[Data shown Boundary: Start]

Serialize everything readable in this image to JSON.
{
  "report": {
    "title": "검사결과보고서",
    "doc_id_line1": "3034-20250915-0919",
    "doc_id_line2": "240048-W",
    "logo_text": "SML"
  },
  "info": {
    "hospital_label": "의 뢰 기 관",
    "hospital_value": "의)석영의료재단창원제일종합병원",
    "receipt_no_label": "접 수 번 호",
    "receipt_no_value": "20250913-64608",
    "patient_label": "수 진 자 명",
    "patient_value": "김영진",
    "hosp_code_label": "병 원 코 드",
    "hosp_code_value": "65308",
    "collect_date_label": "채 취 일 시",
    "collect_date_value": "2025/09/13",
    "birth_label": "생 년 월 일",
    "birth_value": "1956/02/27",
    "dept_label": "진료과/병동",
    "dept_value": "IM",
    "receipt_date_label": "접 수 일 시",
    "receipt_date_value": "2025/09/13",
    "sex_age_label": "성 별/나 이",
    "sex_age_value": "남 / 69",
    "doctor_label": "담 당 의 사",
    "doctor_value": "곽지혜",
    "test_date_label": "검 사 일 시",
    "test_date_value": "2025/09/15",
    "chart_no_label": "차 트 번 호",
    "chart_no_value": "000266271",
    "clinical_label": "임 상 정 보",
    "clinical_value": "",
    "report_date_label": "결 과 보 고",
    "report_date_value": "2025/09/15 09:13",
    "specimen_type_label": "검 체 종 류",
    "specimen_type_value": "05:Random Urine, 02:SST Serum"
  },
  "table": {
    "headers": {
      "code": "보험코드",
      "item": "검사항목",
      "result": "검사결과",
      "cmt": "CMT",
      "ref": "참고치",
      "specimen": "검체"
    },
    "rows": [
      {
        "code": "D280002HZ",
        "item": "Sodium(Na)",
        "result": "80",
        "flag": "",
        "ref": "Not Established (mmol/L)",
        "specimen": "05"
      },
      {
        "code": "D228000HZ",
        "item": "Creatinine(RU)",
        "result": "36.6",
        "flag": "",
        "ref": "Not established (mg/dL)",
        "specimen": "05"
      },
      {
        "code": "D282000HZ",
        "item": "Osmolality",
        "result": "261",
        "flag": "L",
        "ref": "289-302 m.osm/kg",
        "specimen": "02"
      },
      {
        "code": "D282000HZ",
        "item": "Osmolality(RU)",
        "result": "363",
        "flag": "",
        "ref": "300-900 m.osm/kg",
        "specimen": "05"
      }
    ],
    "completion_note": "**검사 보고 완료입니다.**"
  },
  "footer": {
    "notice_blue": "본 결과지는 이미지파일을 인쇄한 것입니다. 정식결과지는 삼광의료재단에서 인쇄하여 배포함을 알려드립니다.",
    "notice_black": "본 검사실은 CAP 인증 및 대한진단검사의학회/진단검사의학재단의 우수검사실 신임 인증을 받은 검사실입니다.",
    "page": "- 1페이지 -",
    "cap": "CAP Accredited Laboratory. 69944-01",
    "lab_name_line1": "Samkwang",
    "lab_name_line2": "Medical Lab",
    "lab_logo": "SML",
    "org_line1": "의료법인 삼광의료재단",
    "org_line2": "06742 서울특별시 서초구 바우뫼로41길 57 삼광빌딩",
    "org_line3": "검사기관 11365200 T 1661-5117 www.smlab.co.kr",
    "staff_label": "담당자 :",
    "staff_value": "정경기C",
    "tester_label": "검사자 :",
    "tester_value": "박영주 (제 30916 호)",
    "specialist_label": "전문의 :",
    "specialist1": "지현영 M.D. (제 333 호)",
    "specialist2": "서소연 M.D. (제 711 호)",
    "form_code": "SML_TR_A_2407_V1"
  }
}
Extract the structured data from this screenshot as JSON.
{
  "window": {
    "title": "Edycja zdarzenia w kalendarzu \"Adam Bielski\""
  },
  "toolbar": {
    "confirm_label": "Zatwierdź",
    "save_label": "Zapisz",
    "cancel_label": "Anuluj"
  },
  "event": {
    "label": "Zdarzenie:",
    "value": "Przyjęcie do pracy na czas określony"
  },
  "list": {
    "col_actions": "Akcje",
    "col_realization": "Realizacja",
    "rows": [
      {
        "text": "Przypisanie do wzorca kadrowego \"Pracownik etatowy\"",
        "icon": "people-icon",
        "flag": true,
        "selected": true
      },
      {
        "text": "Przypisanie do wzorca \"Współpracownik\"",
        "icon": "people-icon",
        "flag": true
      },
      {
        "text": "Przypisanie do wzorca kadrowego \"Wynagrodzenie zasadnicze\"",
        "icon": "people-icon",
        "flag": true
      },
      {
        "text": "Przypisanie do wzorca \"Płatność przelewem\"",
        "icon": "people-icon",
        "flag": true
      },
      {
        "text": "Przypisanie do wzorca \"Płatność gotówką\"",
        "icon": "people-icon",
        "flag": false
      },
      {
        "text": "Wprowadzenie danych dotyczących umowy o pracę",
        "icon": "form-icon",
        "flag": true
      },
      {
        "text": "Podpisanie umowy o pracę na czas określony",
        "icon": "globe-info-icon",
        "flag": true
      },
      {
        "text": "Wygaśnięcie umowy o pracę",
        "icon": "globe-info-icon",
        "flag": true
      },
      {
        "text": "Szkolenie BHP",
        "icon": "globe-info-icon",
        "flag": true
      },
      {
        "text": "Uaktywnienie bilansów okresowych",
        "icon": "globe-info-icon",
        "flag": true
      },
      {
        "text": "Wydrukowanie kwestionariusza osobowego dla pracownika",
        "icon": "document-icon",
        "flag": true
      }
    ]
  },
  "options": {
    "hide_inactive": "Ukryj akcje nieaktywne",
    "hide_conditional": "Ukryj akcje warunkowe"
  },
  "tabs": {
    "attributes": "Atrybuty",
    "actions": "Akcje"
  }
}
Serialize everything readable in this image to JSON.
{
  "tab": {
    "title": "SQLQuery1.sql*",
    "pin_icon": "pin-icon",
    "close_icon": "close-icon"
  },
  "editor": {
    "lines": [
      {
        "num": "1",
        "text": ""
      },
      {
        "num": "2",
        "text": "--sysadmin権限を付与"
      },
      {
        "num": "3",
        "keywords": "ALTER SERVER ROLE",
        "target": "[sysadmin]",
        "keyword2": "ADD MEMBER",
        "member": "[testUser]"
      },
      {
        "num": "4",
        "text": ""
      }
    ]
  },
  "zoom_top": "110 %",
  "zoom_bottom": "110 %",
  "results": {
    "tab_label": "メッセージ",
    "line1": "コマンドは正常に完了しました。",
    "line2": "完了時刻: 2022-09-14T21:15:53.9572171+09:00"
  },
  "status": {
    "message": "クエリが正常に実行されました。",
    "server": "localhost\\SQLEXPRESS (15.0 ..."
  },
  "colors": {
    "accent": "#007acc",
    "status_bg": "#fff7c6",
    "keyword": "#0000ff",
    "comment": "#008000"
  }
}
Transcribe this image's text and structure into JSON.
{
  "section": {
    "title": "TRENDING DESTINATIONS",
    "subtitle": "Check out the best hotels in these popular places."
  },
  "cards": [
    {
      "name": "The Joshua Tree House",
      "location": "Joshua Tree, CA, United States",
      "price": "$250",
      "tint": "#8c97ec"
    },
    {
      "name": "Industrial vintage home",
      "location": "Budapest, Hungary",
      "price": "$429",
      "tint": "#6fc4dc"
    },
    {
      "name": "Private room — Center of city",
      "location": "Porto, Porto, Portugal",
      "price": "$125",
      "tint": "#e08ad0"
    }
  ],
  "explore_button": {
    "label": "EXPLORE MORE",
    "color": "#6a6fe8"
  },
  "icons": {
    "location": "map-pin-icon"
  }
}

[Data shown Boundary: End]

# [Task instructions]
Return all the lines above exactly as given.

# [Expected answer]
Serialize everything readable in this image to JSON.
{
  "report": {
    "title": "검사결과보고서",
    "doc_id_line1": "3034-20250915-0919",
    "doc_id_line2": "240048-W",
    "logo_text": "SML"
  },
  "info": {
    "hospital_label": "의 뢰 기 관",
    "hospital_value": "의)석영의료재단창원제일종합병원",
    "receipt_no_label": "접 수 번 호",
    "receipt_no_value": "20250913-64608",
    "patient_label": "수 진 자 명",
    "patient_value": "김영진",
    "hosp_code_label": "병 원 코 드",
    "hosp_code_value": "65308",
    "collect_date_label": "채 취 일 시",
    "collect_date_value": "2025/09/13",
    "birth_label": "생 년 월 일",
    "birth_value": "1956/02/27",
    "dept_label": "진료과/병동",
    "dept_value": "IM",
    "receipt_date_label": "접 수 일 시",
    "receipt_date_value": "2025/09/13",
    "sex_age_label": "성 별/나 이",
    "sex_age_value": "남 / 69",
    "doctor_label": "담 당 의 사",
    "doctor_value": "곽지혜",
    "test_date_label": "검 사 일 시",
    "test_date_value": "2025/09/15",
    "chart_no_label": "차 트 번 호",
    "chart_no_value": "000266271",
    "clinical_label": "임 상 정 보",
    "clinical_value": "",
    "report_date_label": "결 과 보 고",
    "report_date_value": "2025/09/15 09:13",
    "specimen_type_label": "검 체 종 류",
    "specimen_type_value": "05:Random Urine, 02:SST Serum"
  },
  "table": {
    "headers": {
      "code": "보험코드",
      "item": "검사항목",
      "result": "검사결과",
      "cmt": "CMT",
      "ref": "참고치",
      "specimen": "검체"
    },
    "rows": [
      {
        "code": "D280002HZ",
        "item": "Sodium(Na)",
        "result": "80",
        "flag": "",
        "ref": "Not Established (mmol/L)",
        "specimen": "05"
      },
      {
        "code": "D228000HZ",
        "item": "Creatinine(RU)",
        "result": "36.6",
        "flag": "",
        "ref": "Not established (mg/dL)",
        "specimen": "05"
      },
      {
        "code": "D282000HZ",
        "item": "Osmolality",
        "result": "261",
        "flag": "L",
        "ref": "289-302 m.osm/kg",
        "specimen": "02"
      },
      {
        "code": "D282000HZ",
        "item": "Osmolality(RU)",
        "result": "363",
        "flag": "",
        "ref": "300-900 m.osm/kg",
        "specimen": "05"
      }
    ],
    "completion_note": "**검사 보고 완료입니다.**"
  },
  "footer": {
    "notice_blue": "본 결과지는 이미지파일을 인쇄한 것입니다. 정식결과지는 삼광의료재단에서 인쇄하여 배포함을 알려드립니다.",
    "notice_black": "본 검사실은 CAP 인증 및 대한진단검사의학회/진단검사의학재단의 우수검사실 신임 인증을 받은 검사실입니다.",
    "page": "- 1페이지 -",
    "cap": "CAP Accredited Laboratory. 69944-01",
    "lab_name_line1": "Samkwang",
    "lab_name_line2": "Medical Lab",
    "lab_logo": "SML",
    "org_line1": "의료법인 삼광의료재단",
    "org_line2": "06742 서울특별시 서초구 바우뫼로41길 57 삼광빌딩",
    "org_line3": "검사기관 11365200 T 1661-5117 www.smlab.co.kr",
    "staff_label": "담당자 :",
    "staff_value": "정경기C",
    "tester_label": "검사자 :",
    "tester_value": "박영주 (제 30916 호)",
    "specialist_label": "전문의 :",
    "specialist1": "지현영 M.D. (제 333 호)",
    "specialist2": "서소연 M.D. (제 711 호)",
    "form_code": "SML_TR_A_2407_V1"
  }
}
Extract the structured data from this screenshot as JSON.
{
  "window": {
    "title": "Edycja zdarzenia w kalendarzu \"Adam Bielski\""
  },
  "toolbar": {
    "confirm_label": "Zatwierdź",
    "save_label": "Zapisz",
    "cancel_label": "Anuluj"
  },
  "event": {
    "label": "Zdarzenie:",
    "value": "Przyjęcie do pracy na czas określony"
  },
  "list": {
    "col_actions": "Akcje",
    "col_realization": "Realizacja",
    "rows": [
      {
        "text": "Przypisanie do wzorca kadrowego \"Pracownik etatowy\"",
        "icon": "people-icon",
        "flag": true,
        "selected": true
      },
      {
        "text": "Przypisanie do wzorca \"Współpracownik\"",
        "icon": "people-icon",
        "flag": true
      },
      {
        "text": "Przypisanie do wzorca kadrowego \"Wynagrodzenie zasadnicze\"",
        "icon": "people-icon",
        "flag": true
      },
      {
        "text": "Przypisanie do wzorca \"Płatność przelewem\"",
        "icon": "people-icon",
        "flag": true
      },
      {
        "text": "Przypisanie do wzorca \"Płatność gotówką\"",
        "icon": "people-icon",
        "flag": false
      },
      {
        "text": "Wprowadzenie danych dotyczących umowy o pracę",
        "icon": "form-icon",
        "flag": true
      },
      {
        "text": "Podpisanie umowy o pracę na czas określony",
        "icon": "globe-info-icon",
        "flag": true
      },
      {
        "text": "Wygaśnięcie umowy o pracę",
        "icon": "globe-info-icon",
        "flag": true
      },
      {
        "text": "Szkolenie BHP",
        "icon": "globe-info-icon",
        "flag": true
      },
      {
        "text": "Uaktywnienie bilansów okresowych",
        "icon": "globe-info-icon",
        "flag": true
      },
      {
        "text": "Wydrukowanie kwestionariusza osobowego dla pracownika",
        "icon": "document-icon",
        "flag": true
      }
    ]
  },
  "options": {
    "hide_inactive": "Ukryj akcje nieaktywne",
    "hide_conditional": "Ukryj akcje warunkowe"
  },
  "tabs": {
    "attributes": "Atrybuty",
    "actions": "Akcje"
  }
}
Serialize everything readable in this image to JSON.
{
  "tab": {
    "title": "SQLQuery1.sql*",
    "pin_icon": "pin-icon",
    "close_icon": "close-icon"
  },
  "editor": {
    "lines": [
      {
        "num": "1",
        "text": ""
      },
      {
        "num": "2",
        "text": "--sysadmin権限を付与"
      },
      {
        "num": "3",
        "keywords": "ALTER SERVER ROLE",
        "target": "[sysadmin]",
        "keyword2": "ADD MEMBER",
        "member": "[testUser]"
      },
      {
        "num": "4",
        "text": ""
      }
    ]
  },
  "zoom_top": "110 %",
  "zoom_bottom": "110 %",
  "results": {
    "tab_label": "メッセージ",
    "line1": "コマンドは正常に完了しました。",
    "line2": "完了時刻: 2022-09-14T21:15:53.9572171+09:00"
  },
  "status": {
    "message": "クエリが正常に実行されました。",
    "server": "localhost\\SQLEXPRESS (15.0 ..."
  },
  "colors": {
    "accent": "#007acc",
    "status_bg": "#fff7c6",
    "keyword": "#0000ff",
    "comment": "#008000"
  }
}
Transcribe this image's text and structure into JSON.
{
  "section": {
    "title": "TRENDING DESTINATIONS",
    "subtitle": "Check out the best hotels in these popular places."
  },
  "cards": [
    {
      "name": "The Joshua Tree House",
      "location": "Joshua Tree, CA, United States",
      "price": "$250",
      "tint": "#8c97ec"
    },
    {
      "name": "Industrial vintage home",
      "location": "Budapest, Hungary",
      "price": "$429",
      "tint": "#6fc4dc"
    },
    {
      "name": "Private room — Center of city",
      "location": "Porto, Porto, Portugal",
      "price": "$125",
      "tint": "#e08ad0"
    }
  ],
  "explore_button": {
    "label": "EXPLORE MORE",
    "color": "#6a6fe8"
  },
  "icons": {
    "location": "map-pin-icon"
  }
}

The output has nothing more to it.